Energy profiling and performance optimization for network-related transactions in virtualized cloud

Date created: 
Cloud computing
Virtual machine
Energy efficiency

Networking and machine virtualization play critical roles in the success of modern cloud computing. The energy consumption of physical machines has been carefully examined in the past, including the impact from network traffic. When it comes to virtual machines (VMs) in cloud data centers, it remains unexplored how the highly dynamic traffic affects the energy consumption in virtualized environments. In this thesis, we first present an empirical study on the interplay between energy consumption and network transactions in virtualized environments. Through the real-world measurement on both Xen- and KVM-based platforms, we show that these state-of-the-art designs bring significant overhead on virtualizing network devices and noticeably increase the demand of CPU resources when handling network traffic. Furthermore, the energy consumption varies significantly with traffic allocation strategies and virtual CPU affinity conditions, which was not seen in conventional physical machines. Next, we study the performance and energy efficiency issues when CPU intensive tasks and I/O intensive tasks are co-located inside a VM. A combined effect from device virtualization overhead and VM scheduling latency can cause severe interference in the presence of such hybrid workloads. To this end, we propose Hylics, a novel solution that enables an efficient data traverse path for both I/O and computation operations, and decouples the costly interference. Several important design issues are pinpointed and addressed during our implementation, including efficient intermediate data sharing, network service offloading, and QoS-aware memory usage management. Based on our real-world deployment in KVM, Hylics can improve computation and networking performance with a moderate amount of memory usage. Moreover, this design also sheds new light on optimizing the energy efficiency for virtualized systems.

Document type: 
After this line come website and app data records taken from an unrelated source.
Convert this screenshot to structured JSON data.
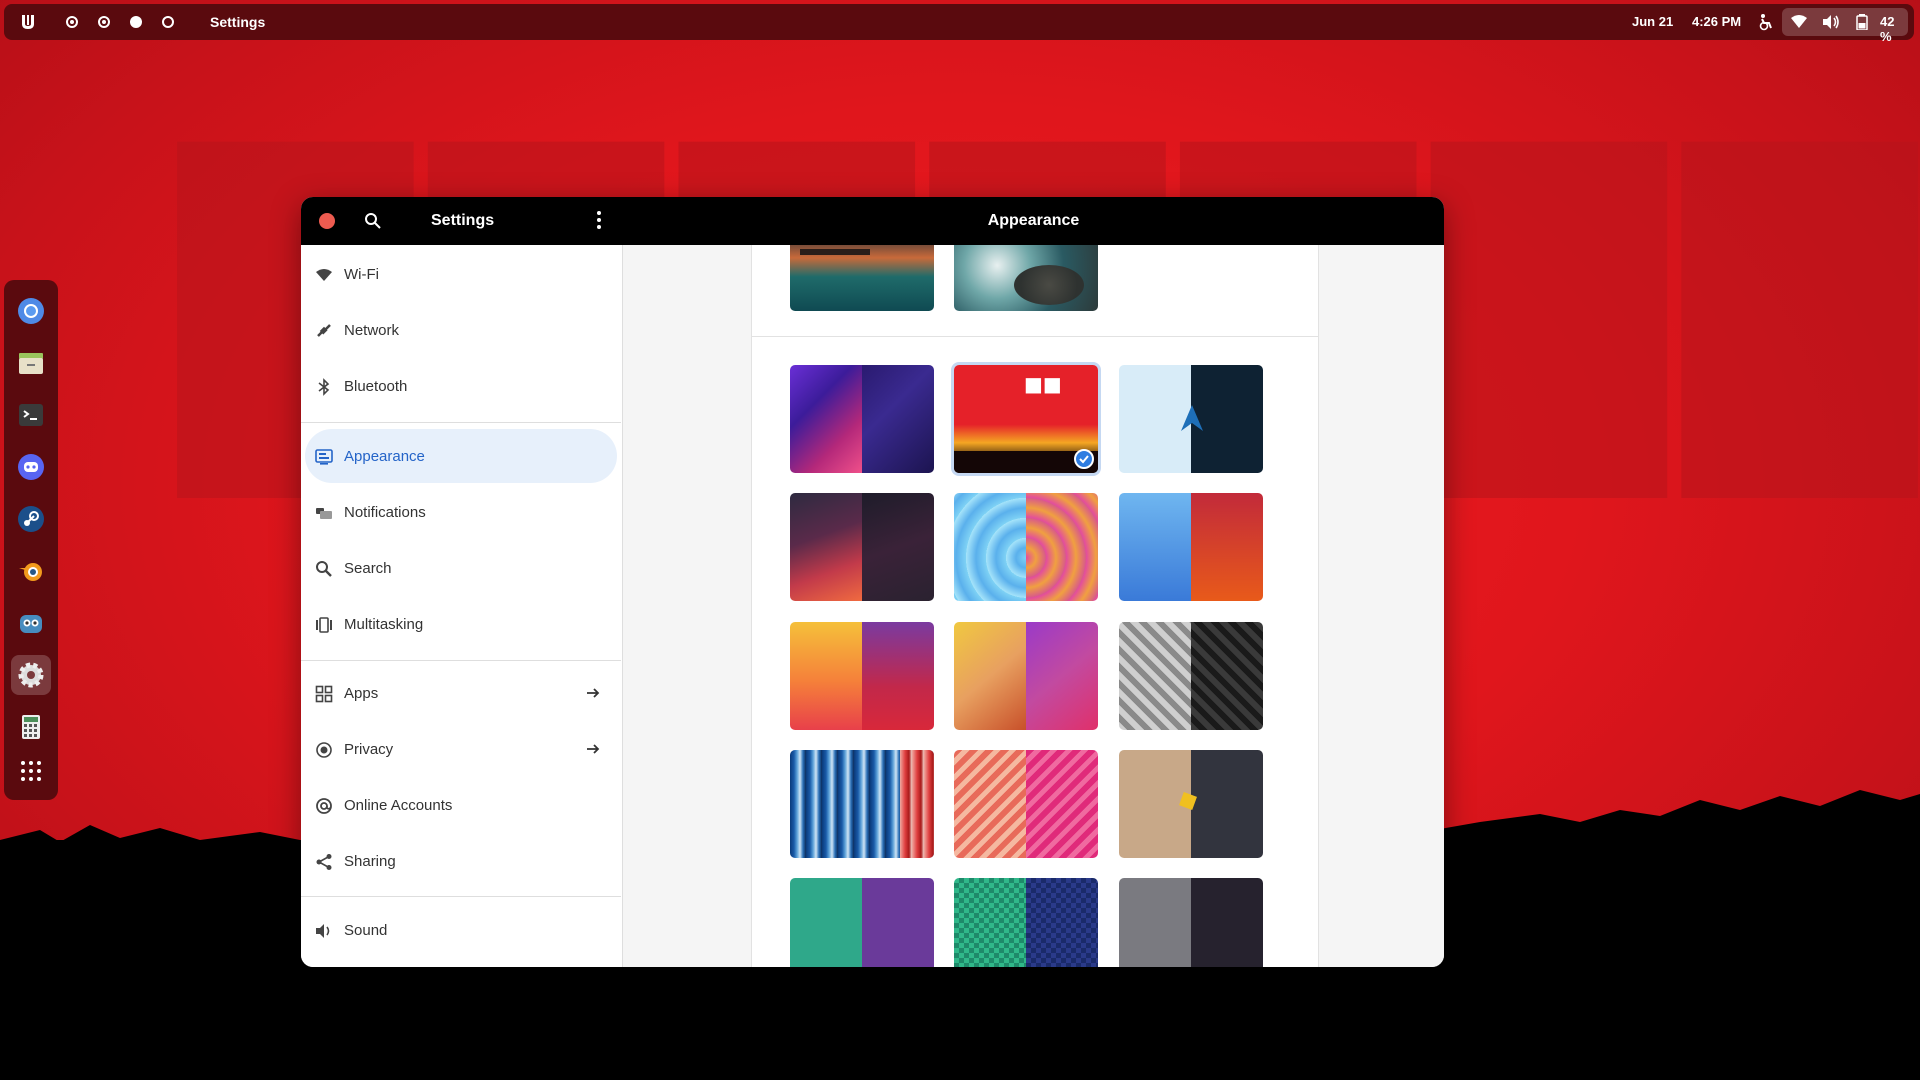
{
  "topbar": {
    "app_name": "Settings",
    "date": "Jun 21",
    "time": "4:26 PM",
    "battery": "42 %"
  },
  "window": {
    "sidebar_title": "Settings",
    "page_title": "Appearance"
  },
  "sidebar": {
    "items": [
      {
        "label": "Wi-Fi",
        "icon": "wifi-icon"
      },
      {
        "label": "Network",
        "icon": "network-icon"
      },
      {
        "label": "Bluetooth",
        "icon": "bluetooth-icon"
      },
      {
        "label": "Appearance",
        "icon": "appearance-icon"
      },
      {
        "label": "Notifications",
        "icon": "notifications-icon"
      },
      {
        "label": "Search",
        "icon": "search-icon"
      },
      {
        "label": "Multitasking",
        "icon": "multitasking-icon"
      },
      {
        "label": "Apps",
        "icon": "apps-icon"
      },
      {
        "label": "Privacy",
        "icon": "privacy-icon"
      },
      {
        "label": "Online Accounts",
        "icon": "online-accounts-icon"
      },
      {
        "label": "Sharing",
        "icon": "sharing-icon"
      },
      {
        "label": "Sound",
        "icon": "sound-icon"
      }
    ],
    "active": "Appearance"
  },
  "dock": {
    "apps": [
      "chromium-icon",
      "files-icon",
      "terminal-icon",
      "discord-icon",
      "steam-icon",
      "blender-icon",
      "godot-icon",
      "settings-icon",
      "calculator-icon",
      "app-grid-icon"
    ],
    "active": "settings-icon"
  },
  "colors": {
    "accent": "#2f7de1",
    "topbar": "#5a0a0e",
    "wallpaper": "#e0161c"
  }
}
This thesis may be printed or downloaded for non-commercial research and scholarly purposes. Copyright remains with the author.
Senior supervisor: 
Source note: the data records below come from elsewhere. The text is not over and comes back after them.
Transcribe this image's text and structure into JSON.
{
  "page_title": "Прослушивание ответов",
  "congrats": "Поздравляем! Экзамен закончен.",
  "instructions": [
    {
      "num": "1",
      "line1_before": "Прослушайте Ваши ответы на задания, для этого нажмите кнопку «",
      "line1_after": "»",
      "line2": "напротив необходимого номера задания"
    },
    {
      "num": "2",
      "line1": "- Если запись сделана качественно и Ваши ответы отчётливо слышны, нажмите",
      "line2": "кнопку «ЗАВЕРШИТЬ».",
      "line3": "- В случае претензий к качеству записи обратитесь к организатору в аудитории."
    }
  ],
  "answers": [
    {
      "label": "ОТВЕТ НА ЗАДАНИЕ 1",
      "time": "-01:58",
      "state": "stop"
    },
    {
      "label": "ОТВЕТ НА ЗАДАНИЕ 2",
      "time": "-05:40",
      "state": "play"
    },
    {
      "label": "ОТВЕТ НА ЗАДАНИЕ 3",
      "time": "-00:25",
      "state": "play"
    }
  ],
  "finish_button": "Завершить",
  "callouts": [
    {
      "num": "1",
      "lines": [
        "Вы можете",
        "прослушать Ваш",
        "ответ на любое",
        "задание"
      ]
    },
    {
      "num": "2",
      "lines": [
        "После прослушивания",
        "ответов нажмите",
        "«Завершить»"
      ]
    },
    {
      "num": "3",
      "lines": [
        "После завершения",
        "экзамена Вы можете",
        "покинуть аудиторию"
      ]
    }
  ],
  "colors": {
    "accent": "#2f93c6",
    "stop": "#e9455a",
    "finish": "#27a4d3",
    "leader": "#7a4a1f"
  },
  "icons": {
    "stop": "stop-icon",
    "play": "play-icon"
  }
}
Jiangchuan Liu
Applied Sciences: School of Computing Science
Thesis type: 
(Thesis) M.Sc.